Activity
An exact copy of all the entries is what is needed here.

Excerpts from an interface dataset
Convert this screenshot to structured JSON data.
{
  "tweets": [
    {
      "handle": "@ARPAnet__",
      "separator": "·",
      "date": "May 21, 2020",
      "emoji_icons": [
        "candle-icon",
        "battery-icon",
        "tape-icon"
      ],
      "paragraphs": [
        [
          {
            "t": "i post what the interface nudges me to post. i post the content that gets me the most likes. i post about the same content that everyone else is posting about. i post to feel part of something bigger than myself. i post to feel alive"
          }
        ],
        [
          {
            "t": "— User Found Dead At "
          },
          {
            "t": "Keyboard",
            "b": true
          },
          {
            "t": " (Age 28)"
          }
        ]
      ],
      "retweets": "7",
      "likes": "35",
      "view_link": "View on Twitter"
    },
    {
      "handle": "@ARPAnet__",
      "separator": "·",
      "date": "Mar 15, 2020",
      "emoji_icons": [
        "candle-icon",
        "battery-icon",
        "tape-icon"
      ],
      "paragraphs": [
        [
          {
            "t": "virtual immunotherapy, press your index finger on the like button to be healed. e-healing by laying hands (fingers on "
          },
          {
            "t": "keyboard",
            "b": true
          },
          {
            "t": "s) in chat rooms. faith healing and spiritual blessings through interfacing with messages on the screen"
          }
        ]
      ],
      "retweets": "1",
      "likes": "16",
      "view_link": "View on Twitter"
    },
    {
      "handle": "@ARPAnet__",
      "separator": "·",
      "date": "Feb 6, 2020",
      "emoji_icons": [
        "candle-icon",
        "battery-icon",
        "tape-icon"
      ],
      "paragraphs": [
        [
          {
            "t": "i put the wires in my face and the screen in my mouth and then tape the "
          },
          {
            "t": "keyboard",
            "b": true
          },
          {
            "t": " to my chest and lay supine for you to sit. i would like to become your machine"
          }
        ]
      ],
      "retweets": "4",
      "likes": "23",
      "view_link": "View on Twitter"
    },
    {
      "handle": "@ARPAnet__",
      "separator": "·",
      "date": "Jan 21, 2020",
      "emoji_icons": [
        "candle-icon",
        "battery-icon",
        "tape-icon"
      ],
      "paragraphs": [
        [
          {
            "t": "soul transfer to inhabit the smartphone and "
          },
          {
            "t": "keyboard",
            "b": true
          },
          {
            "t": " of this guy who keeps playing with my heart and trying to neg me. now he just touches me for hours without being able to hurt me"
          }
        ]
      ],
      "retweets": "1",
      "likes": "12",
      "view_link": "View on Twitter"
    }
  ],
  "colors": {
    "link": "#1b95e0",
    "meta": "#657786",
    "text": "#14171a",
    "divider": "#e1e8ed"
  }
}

Reply to the task
Convert this screenshot to structured JSON data.
{
  "tweets": [
    {
      "handle": "@ARPAnet__",
      "separator": "·",
      "date": "May 21, 2020",
      "emoji_icons": [
        "candle-icon",
        "battery-icon",
        "tape-icon"
      ],
      "paragraphs": [
        [
          {
            "t": "i post what the interface nudges me to post. i post the content that gets me the most likes. i post about the same content that everyone else is posting about. i post to feel part of something bigger than myself. i post to feel alive"
          }
        ],
        [
          {
            "t": "— User Found Dead At "
          },
          {
            "t": "Keyboard",
            "b": true
          },
          {
            "t": " (Age 28)"
          }
        ]
      ],
      "retweets": "7",
      "likes": "35",
      "view_link": "View on Twitter"
    },
    {
      "handle": "@ARPAnet__",
      "separator": "·",
      "date": "Mar 15, 2020",
      "emoji_icons": [
        "candle-icon",
        "battery-icon",
        "tape-icon"
      ],
      "paragraphs": [
        [
          {
            "t": "virtual immunotherapy, press your index finger on the like button to be healed. e-healing by laying hands (fingers on "
          },
          {
            "t": "keyboard",
            "b": true
          },
          {
            "t": "s) in chat rooms. faith healing and spiritual blessings through interfacing with messages on the screen"
          }
        ]
      ],
      "retweets": "1",
      "likes": "16",
      "view_link": "View on Twitter"
    },
    {
      "handle": "@ARPAnet__",
      "separator": "·",
      "date": "Feb 6, 2020",
      "emoji_icons": [
        "candle-icon",
        "battery-icon",
        "tape-icon"
      ],
      "paragraphs": [
        [
          {
            "t": "i put the wires in my face and the screen in my mouth and then tape the "
          },
          {
            "t": "keyboard",
            "b": true
          },
          {
            "t": " to my chest and lay supine for you to sit. i would like to become your machine"
          }
        ]
      ],
      "retweets": "4",
      "likes": "23",
      "view_link": "View on Twitter"
    },
    {
      "handle": "@ARPAnet__",
      "separator": "·",
      "date": "Jan 21, 2020",
      "emoji_icons": [
        "candle-icon",
        "battery-icon",
        "tape-icon"
      ],
      "paragraphs": [
        [
          {
            "t": "soul transfer to inhabit the smartphone and "
          },
          {
            "t": "keyboard",
            "b": true
          },
          {
            "t": " of this guy who keeps playing with my heart and trying to neg me. now he just touches me for hours without being able to hurt me"
          }
        ]
      ],
      "retweets": "1",
      "likes": "12",
      "view_link": "View on Twitter"
    }
  ],
  "colors": {
    "link": "#1b95e0",
    "meta": "#657786",
    "text": "#14171a",
    "divider": "#e1e8ed"
  }
}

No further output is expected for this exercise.